The Prime Minister of Norway (Norwegian: statsminister, literally "state minister") is the political leader of Norway and the Head of the Government of Norway. The Prime Minister and Cabinet (consisting of all the most senior government department heads) are collectively accountable for their policies and actions to the Monarch, to the Storting (Parliament of Norway), to their political party, and ultimately the electorate. In practice, since it is nearly impossible for a government to stay in office against the will of the Storting, the Prime Minister is primarily answerable to the Storting.
Norway has a Constitution, which was adopted on 17 May 1814. The position of Prime Minister is the result of legislation. Modern Prime Ministers have few statutory powers, but provided they can command the support of their parliamentary party, they can control both the legislature and the executive (the Cabinet) and hence wield considerable de facto powers. As of 2016, the Prime Minister of Norway is Erna Solberg, of the Conservative Party.
Unlike their counterparts in the rest of Europe, Norwegian Prime Ministers do not have the option of advising the King to dissolve the Storting and call a snap election. The Constitution requires that the Storting serve out its full four-year term.

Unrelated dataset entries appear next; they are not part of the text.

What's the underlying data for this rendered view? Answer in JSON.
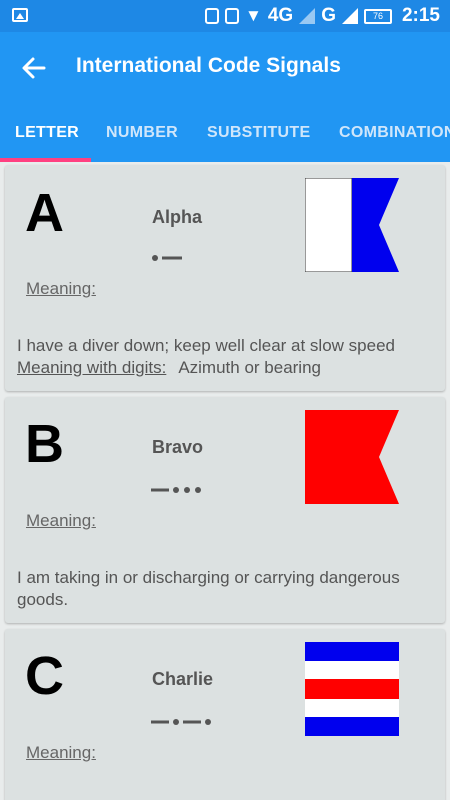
{
  "status_bar": {
    "time": "2:15",
    "network_1": "4G",
    "network_2": "G",
    "battery": "76",
    "icons": [
      "gallery-icon",
      "location-icon",
      "vibrate-icon",
      "wifi-icon",
      "signal-icon",
      "battery-icon"
    ]
  },
  "app_bar": {
    "title": "International Code Signals",
    "back_icon": "arrow-left-icon"
  },
  "tabs": [
    {
      "label": "LETTER",
      "active": true
    },
    {
      "label": "NUMBER",
      "active": false
    },
    {
      "label": "SUBSTITUTE",
      "active": false
    },
    {
      "label": "COMBINATION",
      "active": false
    }
  ],
  "colors": {
    "app_bar": "#2196f3",
    "status_bar": "#1e88e5",
    "tab_indicator": "#ff4081",
    "card": "#dce1e1"
  },
  "signals": [
    {
      "letter": "A",
      "word": "Alpha",
      "morse": ".-",
      "meaning_label": "Meaning:",
      "meaning": "I have a diver down; keep well clear at slow speed",
      "digits_label": "Meaning with digits:",
      "digits_meaning": "Azimuth or bearing",
      "flag": "alpha-flag"
    },
    {
      "letter": "B",
      "word": "Bravo",
      "morse": "-...",
      "meaning_label": "Meaning:",
      "meaning": "I am taking in or discharging or carrying dangerous goods.",
      "flag": "bravo-flag"
    },
    {
      "letter": "C",
      "word": "Charlie",
      "morse": "-.-.",
      "meaning_label": "Meaning:",
      "flag": "charlie-flag"
    }
  ]
}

If the Prime Minister loses the confidence of the Storting, he or she must resign.